■ DATA RECORDS ■
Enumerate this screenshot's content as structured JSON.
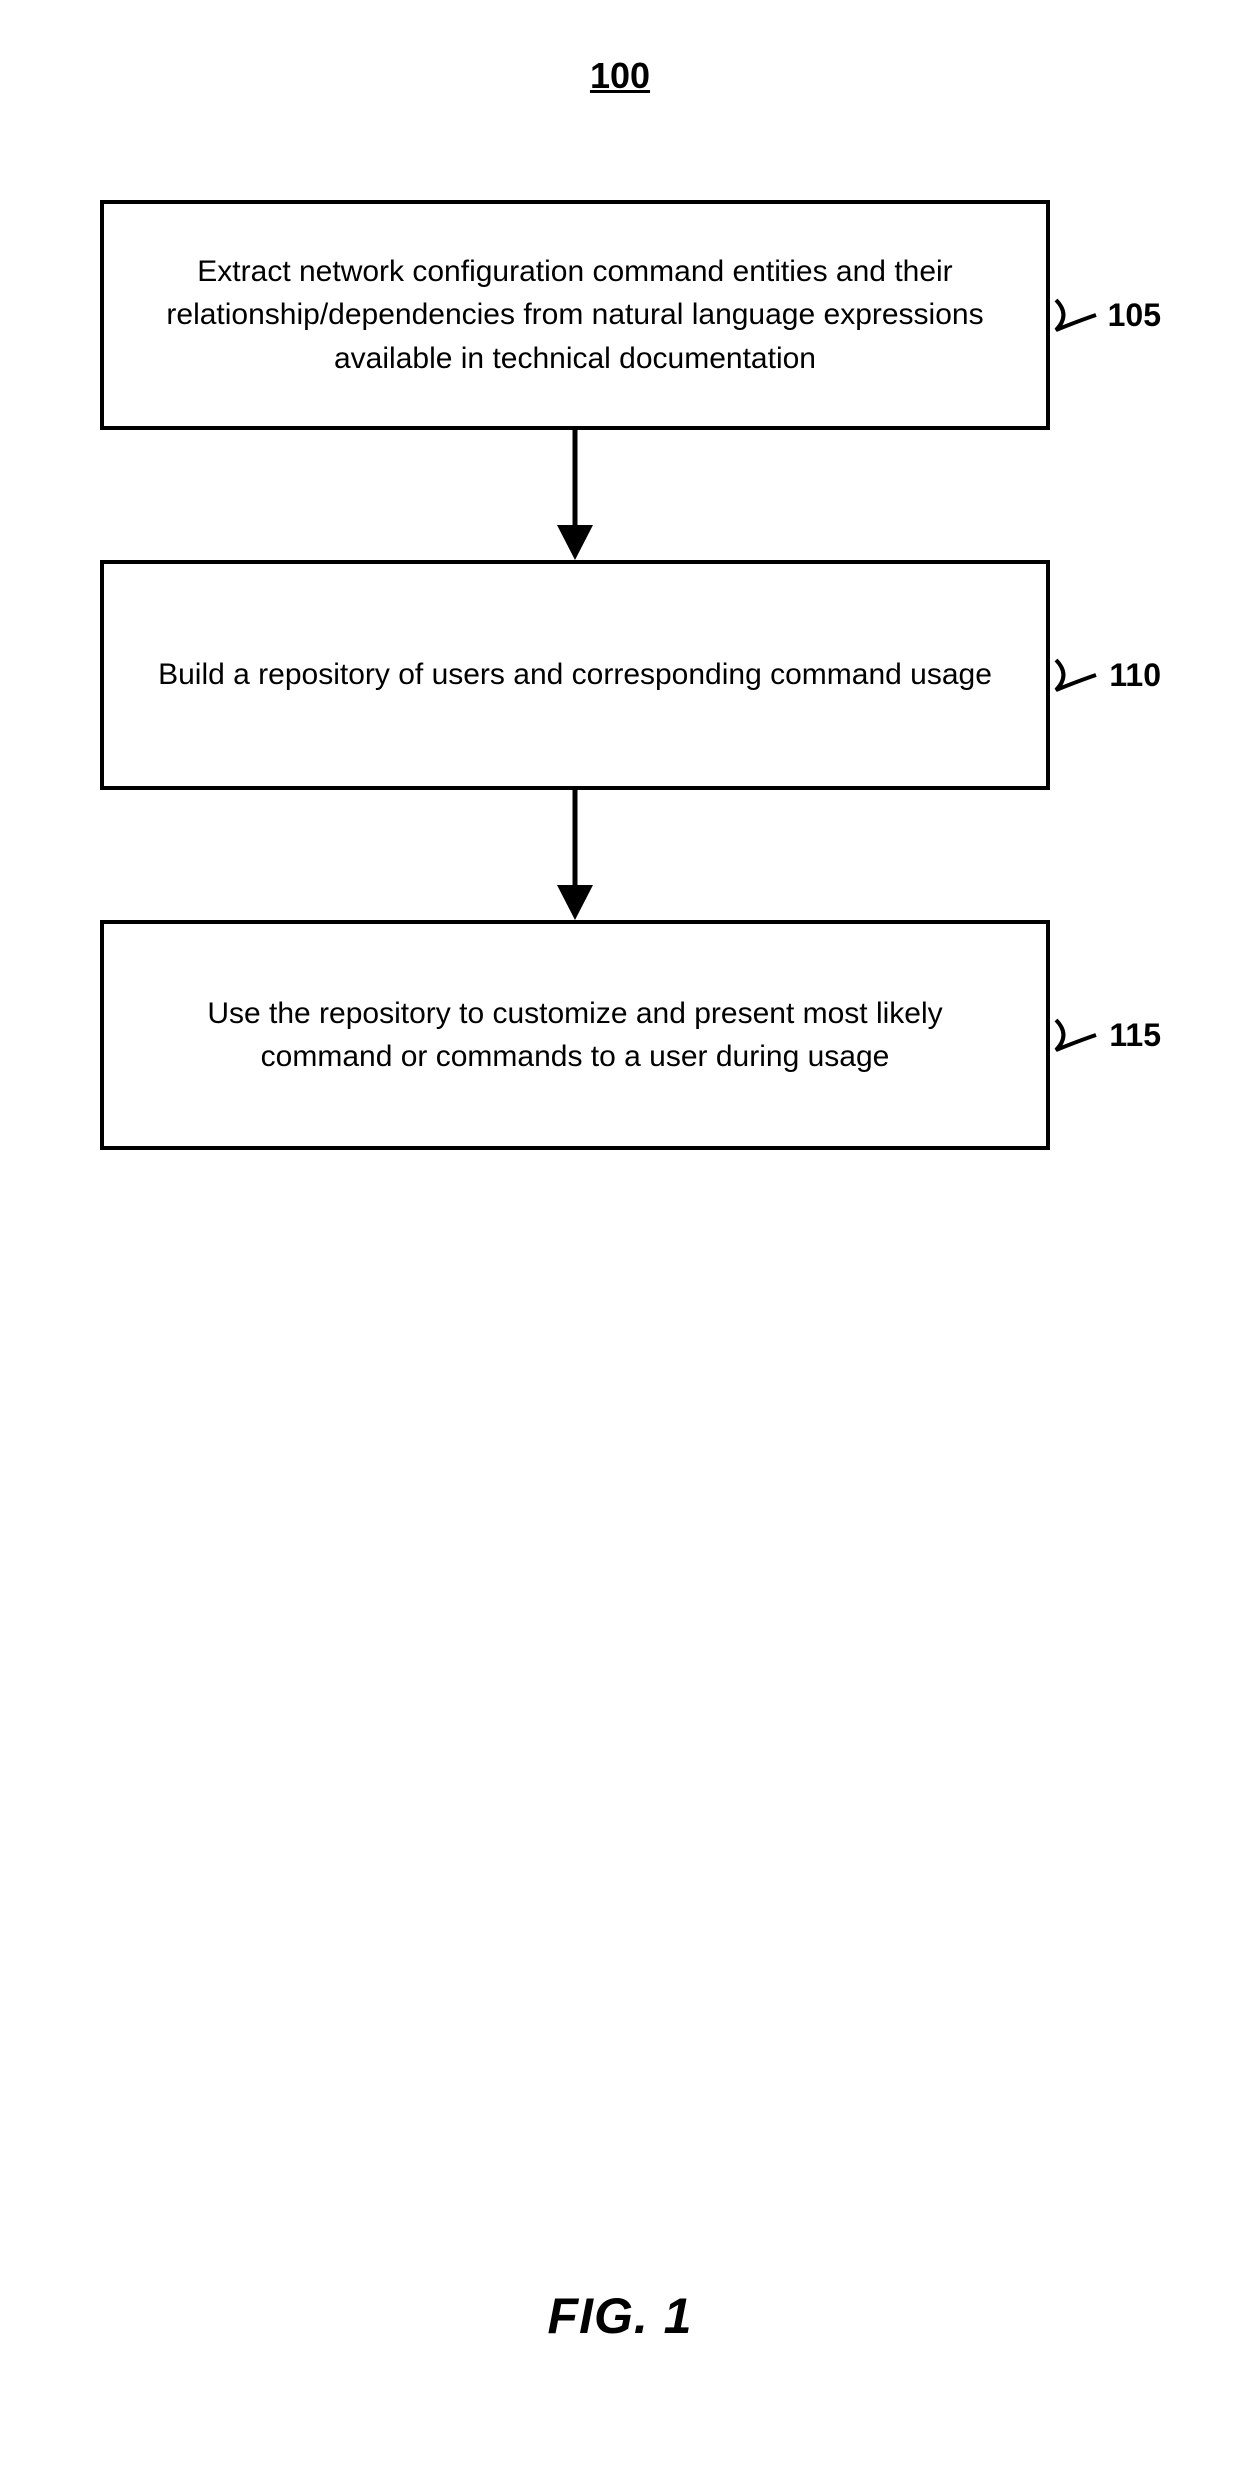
{
  "figure_number": "100",
  "figure_caption": "FIG. 1",
  "steps": [
    {
      "text": "Extract network configuration command entities and their relationship/dependencies from natural language expressions available in technical documentation",
      "label": "105"
    },
    {
      "text": "Build a repository of users and corresponding command usage",
      "label": "110"
    },
    {
      "text": "Use the repository to customize and present most likely command or commands to a user during usage",
      "label": "115"
    }
  ]
}
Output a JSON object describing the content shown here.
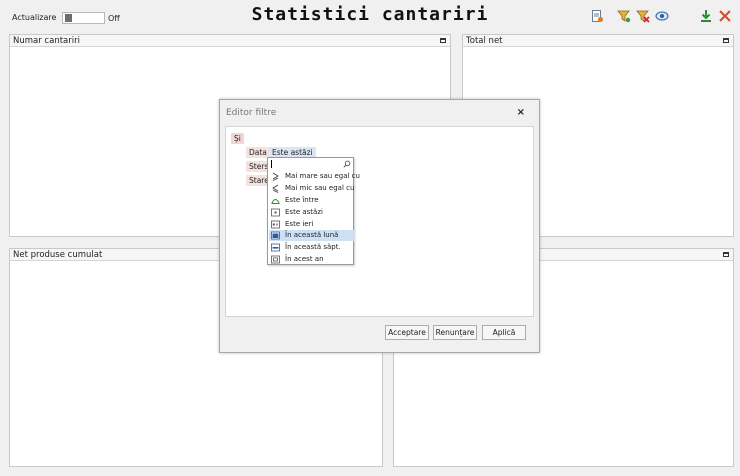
{
  "header": {
    "refresh_label": "Actualizare",
    "toggle_state": "Off",
    "title": "Statistici cantariri"
  },
  "toolbar": {
    "icons": [
      "report-icon",
      "filter-icon",
      "filter-clear-icon",
      "view-icon",
      "download-icon",
      "close-icon"
    ]
  },
  "panels": {
    "weighings_count": "Numar cantariri",
    "total_net": "Total net",
    "cumulative_net": "Net produse cumulat"
  },
  "dialog": {
    "title": "Editor filtre",
    "close": "×",
    "group_operator": "Și",
    "conditions": [
      {
        "field": "Data",
        "value": "Este astăzi"
      },
      {
        "field": "Sters"
      },
      {
        "field": "Stare"
      }
    ],
    "buttons": {
      "accept": "Acceptare",
      "cancel": "Renunțare",
      "apply": "Aplică"
    }
  },
  "dropdown": {
    "search_value": "",
    "items": [
      {
        "label": "Mai mare sau egal cu",
        "icon": "greater-equal-icon"
      },
      {
        "label": "Mai mic sau egal cu",
        "icon": "less-equal-icon"
      },
      {
        "label": "Este între",
        "icon": "between-icon"
      },
      {
        "label": "Este astăzi",
        "icon": "calendar-today-icon"
      },
      {
        "label": "Este ieri",
        "icon": "calendar-yesterday-icon"
      },
      {
        "label": "În această lună",
        "icon": "calendar-month-icon",
        "selected": true
      },
      {
        "label": "În această săpt.",
        "icon": "calendar-week-icon"
      },
      {
        "label": "În acest an",
        "icon": "calendar-year-icon"
      }
    ]
  }
}
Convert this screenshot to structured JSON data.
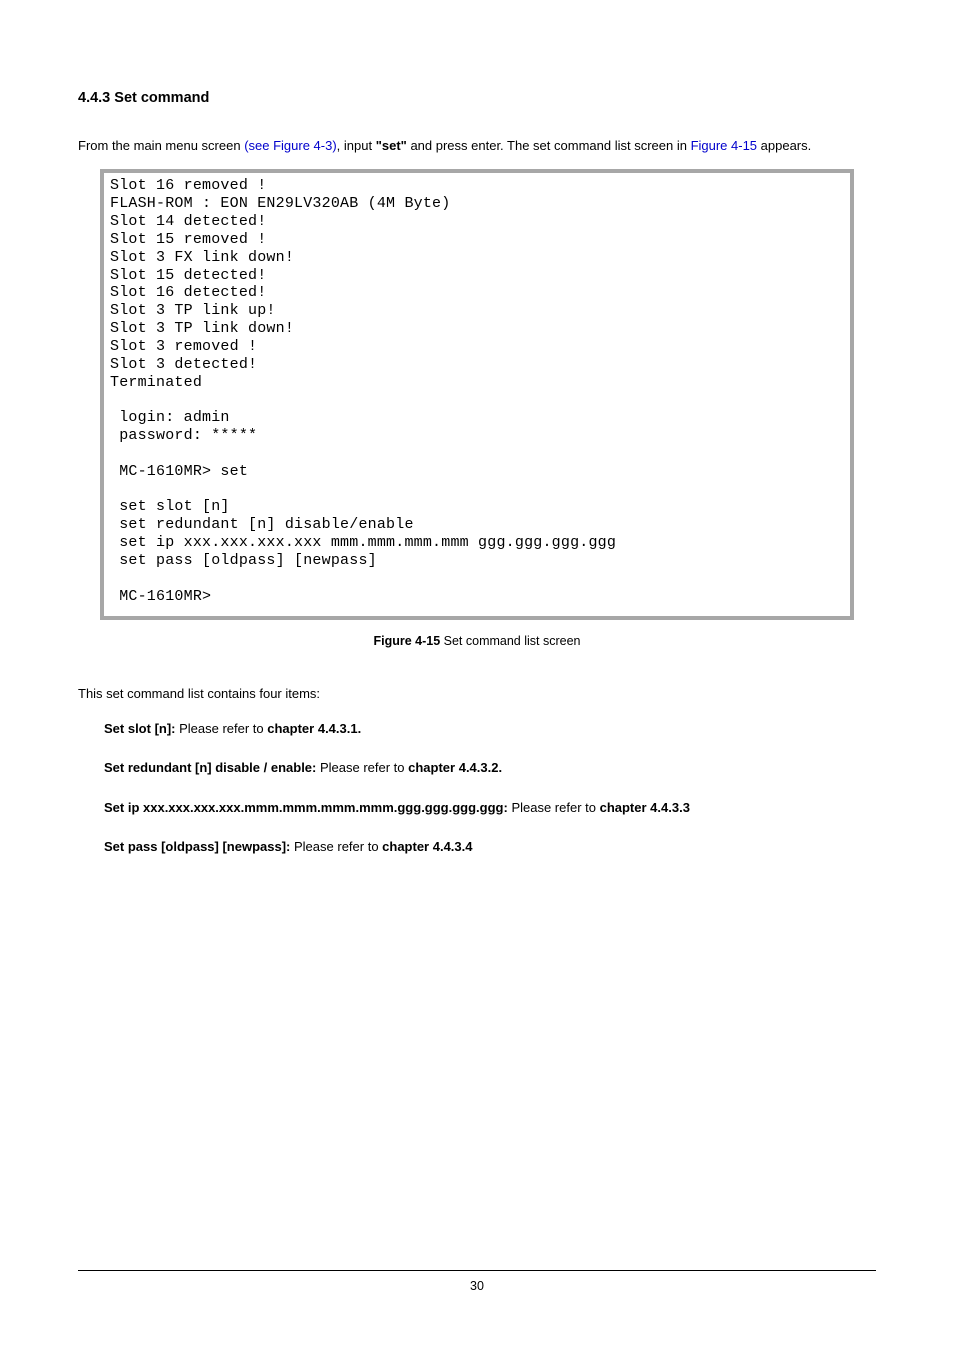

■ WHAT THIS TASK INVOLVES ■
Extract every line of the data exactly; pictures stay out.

■ FINISHED TASK ■
Enumerate this screenshot's content as structured JSON.
{
  "figure_number": "100",
  "figure_caption": "FIG. 1",
  "steps": [
    {
      "text": "Extract network configuration command entities and their relationship/dependencies from natural language expressions available in technical documentation",
      "label": "105"
    },
    {
      "text": "Build a repository of users and corresponding command usage",
      "label": "110"
    },
    {
      "text": "Use the repository to customize and present most likely command or commands to a user during usage",
      "label": "115"
    }
  ]
}
Output a JSON object describing the content shown here.
{
  "header": {
    "refresh_label": "Actualizare",
    "toggle_state": "Off",
    "title": "Statistici cantariri"
  },
  "toolbar": {
    "icons": [
      "report-icon",
      "filter-icon",
      "filter-clear-icon",
      "view-icon",
      "download-icon",
      "close-icon"
    ]
  },
  "panels": {
    "weighings_count": "Numar cantariri",
    "total_net": "Total net",
    "cumulative_net": "Net produse cumulat"
  },
  "dialog": {
    "title": "Editor filtre",
    "close": "×",
    "group_operator": "Și",
    "conditions": [
      {
        "field": "Data",
        "value": "Este astăzi"
      },
      {
        "field": "Sters"
      },
      {
        "field": "Stare"
      }
    ],
    "buttons": {
      "accept": "Acceptare",
      "cancel": "Renunțare",
      "apply": "Aplică"
    }
  },
  "dropdown": {
    "search_value": "",
    "items": [
      {
        "label": "Mai mare sau egal cu",
        "icon": "greater-equal-icon"
      },
      {
        "label": "Mai mic sau egal cu",
        "icon": "less-equal-icon"
      },
      {
        "label": "Este între",
        "icon": "between-icon"
      },
      {
        "label": "Este astăzi",
        "icon": "calendar-today-icon"
      },
      {
        "label": "Este ieri",
        "icon": "calendar-yesterday-icon"
      },
      {
        "label": "În această lună",
        "icon": "calendar-month-icon",
        "selected": true
      },
      {
        "label": "În această săpt.",
        "icon": "calendar-week-icon"
      },
      {
        "label": "În acest an",
        "icon": "calendar-year-icon"
      }
    ]
  }
}
Convert this screenshot to structured JSON data.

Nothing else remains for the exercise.